> _TASK BRIEF_:
When the word "this" shows up in a line of the records below, copy that line.

DATA RECORDS START

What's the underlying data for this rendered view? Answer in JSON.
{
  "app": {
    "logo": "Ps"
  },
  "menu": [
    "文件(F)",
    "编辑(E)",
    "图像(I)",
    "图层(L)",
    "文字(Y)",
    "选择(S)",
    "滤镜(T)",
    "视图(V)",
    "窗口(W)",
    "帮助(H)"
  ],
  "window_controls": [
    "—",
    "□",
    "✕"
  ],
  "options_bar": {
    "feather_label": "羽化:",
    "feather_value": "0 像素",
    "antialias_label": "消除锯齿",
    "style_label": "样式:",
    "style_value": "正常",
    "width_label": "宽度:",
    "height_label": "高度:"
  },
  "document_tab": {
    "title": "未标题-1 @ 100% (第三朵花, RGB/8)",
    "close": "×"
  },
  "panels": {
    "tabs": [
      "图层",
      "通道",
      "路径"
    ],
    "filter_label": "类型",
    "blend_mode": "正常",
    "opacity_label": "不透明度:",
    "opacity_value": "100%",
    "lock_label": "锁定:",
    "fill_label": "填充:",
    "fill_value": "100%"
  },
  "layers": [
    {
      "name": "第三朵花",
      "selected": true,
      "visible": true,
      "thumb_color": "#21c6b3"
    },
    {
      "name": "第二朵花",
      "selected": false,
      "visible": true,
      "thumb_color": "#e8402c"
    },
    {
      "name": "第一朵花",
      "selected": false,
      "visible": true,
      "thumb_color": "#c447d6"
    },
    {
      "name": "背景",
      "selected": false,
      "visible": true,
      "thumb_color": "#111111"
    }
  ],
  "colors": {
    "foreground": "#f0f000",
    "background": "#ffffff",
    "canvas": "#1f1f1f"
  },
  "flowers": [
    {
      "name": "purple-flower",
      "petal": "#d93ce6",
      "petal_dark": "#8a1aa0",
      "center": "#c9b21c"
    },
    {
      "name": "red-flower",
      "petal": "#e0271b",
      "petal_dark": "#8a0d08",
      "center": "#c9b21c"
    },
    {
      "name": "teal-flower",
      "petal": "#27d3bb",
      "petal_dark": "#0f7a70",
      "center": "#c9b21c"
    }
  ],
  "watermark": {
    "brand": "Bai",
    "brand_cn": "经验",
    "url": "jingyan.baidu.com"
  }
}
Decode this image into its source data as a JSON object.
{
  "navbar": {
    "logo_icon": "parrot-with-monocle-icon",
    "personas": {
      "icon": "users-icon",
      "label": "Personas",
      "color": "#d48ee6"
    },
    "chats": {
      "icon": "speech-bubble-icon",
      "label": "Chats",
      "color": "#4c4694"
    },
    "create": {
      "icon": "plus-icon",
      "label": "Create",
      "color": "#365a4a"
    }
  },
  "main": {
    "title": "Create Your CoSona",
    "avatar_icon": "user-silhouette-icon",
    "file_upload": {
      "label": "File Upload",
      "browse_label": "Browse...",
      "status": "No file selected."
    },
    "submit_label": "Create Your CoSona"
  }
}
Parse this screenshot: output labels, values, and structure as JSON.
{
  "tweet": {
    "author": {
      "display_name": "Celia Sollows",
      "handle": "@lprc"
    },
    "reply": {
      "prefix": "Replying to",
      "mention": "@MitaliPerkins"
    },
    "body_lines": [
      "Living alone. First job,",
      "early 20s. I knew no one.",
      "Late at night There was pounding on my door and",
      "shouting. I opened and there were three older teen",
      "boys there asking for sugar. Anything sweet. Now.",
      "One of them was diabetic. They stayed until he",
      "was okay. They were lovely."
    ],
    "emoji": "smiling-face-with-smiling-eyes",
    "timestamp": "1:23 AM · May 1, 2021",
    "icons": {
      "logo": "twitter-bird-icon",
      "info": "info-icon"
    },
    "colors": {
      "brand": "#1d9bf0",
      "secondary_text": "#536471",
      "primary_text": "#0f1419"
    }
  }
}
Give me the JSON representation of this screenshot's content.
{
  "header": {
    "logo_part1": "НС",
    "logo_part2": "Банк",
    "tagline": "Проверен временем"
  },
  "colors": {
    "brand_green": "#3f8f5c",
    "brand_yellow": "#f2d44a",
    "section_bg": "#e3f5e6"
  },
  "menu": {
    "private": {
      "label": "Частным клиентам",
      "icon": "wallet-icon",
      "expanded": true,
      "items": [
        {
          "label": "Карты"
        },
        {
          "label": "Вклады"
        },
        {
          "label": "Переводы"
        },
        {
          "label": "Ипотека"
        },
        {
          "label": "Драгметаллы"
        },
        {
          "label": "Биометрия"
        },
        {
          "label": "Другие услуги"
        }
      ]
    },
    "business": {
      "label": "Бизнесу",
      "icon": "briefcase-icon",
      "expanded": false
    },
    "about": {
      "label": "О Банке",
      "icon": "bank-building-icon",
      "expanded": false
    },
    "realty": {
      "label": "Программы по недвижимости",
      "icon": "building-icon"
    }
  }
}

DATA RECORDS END

> _FINISHED TASK_:
What's the underlying data for this rendered view? Answer in JSON.
Decode this image into its source data as a JSON object.
Parse this screenshot: output labels, values, and structure as JSON.
Give me the JSON representation of this screenshot's content.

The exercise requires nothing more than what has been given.